(About this task): Write out every entry exactly as it appears.

(Web page and app entries):
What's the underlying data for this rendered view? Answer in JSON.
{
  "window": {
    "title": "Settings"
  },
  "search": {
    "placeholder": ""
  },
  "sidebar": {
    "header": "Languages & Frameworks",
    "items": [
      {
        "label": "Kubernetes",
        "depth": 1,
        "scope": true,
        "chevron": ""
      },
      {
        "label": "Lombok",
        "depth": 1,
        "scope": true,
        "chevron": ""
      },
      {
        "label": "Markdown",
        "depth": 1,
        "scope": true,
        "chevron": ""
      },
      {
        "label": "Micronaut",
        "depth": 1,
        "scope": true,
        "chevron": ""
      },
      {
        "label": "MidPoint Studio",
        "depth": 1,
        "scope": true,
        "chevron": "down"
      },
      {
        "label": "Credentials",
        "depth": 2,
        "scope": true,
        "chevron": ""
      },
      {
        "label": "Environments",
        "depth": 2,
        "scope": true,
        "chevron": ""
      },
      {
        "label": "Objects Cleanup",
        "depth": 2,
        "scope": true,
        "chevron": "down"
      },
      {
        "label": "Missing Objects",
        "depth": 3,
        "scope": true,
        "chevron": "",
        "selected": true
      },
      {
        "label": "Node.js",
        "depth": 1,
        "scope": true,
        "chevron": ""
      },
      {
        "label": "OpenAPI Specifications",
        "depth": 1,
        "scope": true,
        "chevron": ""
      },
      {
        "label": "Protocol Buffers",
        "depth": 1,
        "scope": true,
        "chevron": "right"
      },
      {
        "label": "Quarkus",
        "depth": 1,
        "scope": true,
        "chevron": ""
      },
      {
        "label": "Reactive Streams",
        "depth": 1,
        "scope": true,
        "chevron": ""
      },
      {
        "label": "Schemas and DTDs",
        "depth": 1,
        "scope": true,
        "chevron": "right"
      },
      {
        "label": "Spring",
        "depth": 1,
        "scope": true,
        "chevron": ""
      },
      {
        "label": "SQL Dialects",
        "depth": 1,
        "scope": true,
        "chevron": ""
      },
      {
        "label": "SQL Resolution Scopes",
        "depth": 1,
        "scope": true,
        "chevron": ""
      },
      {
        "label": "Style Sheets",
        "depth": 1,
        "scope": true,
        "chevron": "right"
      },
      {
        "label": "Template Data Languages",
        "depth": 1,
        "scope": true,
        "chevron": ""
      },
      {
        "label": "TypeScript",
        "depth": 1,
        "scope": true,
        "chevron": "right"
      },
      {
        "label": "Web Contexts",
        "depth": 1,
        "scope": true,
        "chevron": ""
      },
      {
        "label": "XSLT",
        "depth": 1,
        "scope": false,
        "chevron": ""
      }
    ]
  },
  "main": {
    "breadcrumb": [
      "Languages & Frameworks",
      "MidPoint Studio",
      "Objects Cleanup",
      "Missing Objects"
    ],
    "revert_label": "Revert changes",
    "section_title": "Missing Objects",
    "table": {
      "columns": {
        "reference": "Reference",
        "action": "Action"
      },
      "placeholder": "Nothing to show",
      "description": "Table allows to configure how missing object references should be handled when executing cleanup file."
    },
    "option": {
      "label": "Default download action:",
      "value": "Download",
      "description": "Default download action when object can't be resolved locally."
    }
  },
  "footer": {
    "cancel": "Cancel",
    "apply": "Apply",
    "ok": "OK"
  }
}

(Answer):
What's the underlying data for this rendered view? Answer in JSON.
{
  "window": {
    "title": "Settings"
  },
  "search": {
    "placeholder": ""
  },
  "sidebar": {
    "header": "Languages & Frameworks",
    "items": [
      {
        "label": "Kubernetes",
        "depth": 1,
        "scope": true,
        "chevron": ""
      },
      {
        "label": "Lombok",
        "depth": 1,
        "scope": true,
        "chevron": ""
      },
      {
        "label": "Markdown",
        "depth": 1,
        "scope": true,
        "chevron": ""
      },
      {
        "label": "Micronaut",
        "depth": 1,
        "scope": true,
        "chevron": ""
      },
      {
        "label": "MidPoint Studio",
        "depth": 1,
        "scope": true,
        "chevron": "down"
      },
      {
        "label": "Credentials",
        "depth": 2,
        "scope": true,
        "chevron": ""
      },
      {
        "label": "Environments",
        "depth": 2,
        "scope": true,
        "chevron": ""
      },
      {
        "label": "Objects Cleanup",
        "depth": 2,
        "scope": true,
        "chevron": "down"
      },
      {
        "label": "Missing Objects",
        "depth": 3,
        "scope": true,
        "chevron": "",
        "selected": true
      },
      {
        "label": "Node.js",
        "depth": 1,
        "scope": true,
        "chevron": ""
      },
      {
        "label": "OpenAPI Specifications",
        "depth": 1,
        "scope": true,
        "chevron": ""
      },
      {
        "label": "Protocol Buffers",
        "depth": 1,
        "scope": true,
        "chevron": "right"
      },
      {
        "label": "Quarkus",
        "depth": 1,
        "scope": true,
        "chevron": ""
      },
      {
        "label": "Reactive Streams",
        "depth": 1,
        "scope": true,
        "chevron": ""
      },
      {
        "label": "Schemas and DTDs",
        "depth": 1,
        "scope": true,
        "chevron": "right"
      },
      {
        "label": "Spring",
        "depth": 1,
        "scope": true,
        "chevron": ""
      },
      {
        "label": "SQL Dialects",
        "depth": 1,
        "scope": true,
        "chevron": ""
      },
      {
        "label": "SQL Resolution Scopes",
        "depth": 1,
        "scope": true,
        "chevron": ""
      },
      {
        "label": "Style Sheets",
        "depth": 1,
        "scope": true,
        "chevron": "right"
      },
      {
        "label": "Template Data Languages",
        "depth": 1,
        "scope": true,
        "chevron": ""
      },
      {
        "label": "TypeScript",
        "depth": 1,
        "scope": true,
        "chevron": "right"
      },
      {
        "label": "Web Contexts",
        "depth": 1,
        "scope": true,
        "chevron": ""
      },
      {
        "label": "XSLT",
        "depth": 1,
        "scope": false,
        "chevron": ""
      }
    ]
  },
  "main": {
    "breadcrumb": [
      "Languages & Frameworks",
      "MidPoint Studio",
      "Objects Cleanup",
      "Missing Objects"
    ],
    "revert_label": "Revert changes",
    "section_title": "Missing Objects",
    "table": {
      "columns": {
        "reference": "Reference",
        "action": "Action"
      },
      "placeholder": "Nothing to show",
      "description": "Table allows to configure how missing object references should be handled when executing cleanup file."
    },
    "option": {
      "label": "Default download action:",
      "value": "Download",
      "description": "Default download action when object can't be resolved locally."
    }
  },
  "footer": {
    "cancel": "Cancel",
    "apply": "Apply",
    "ok": "OK"
  }
}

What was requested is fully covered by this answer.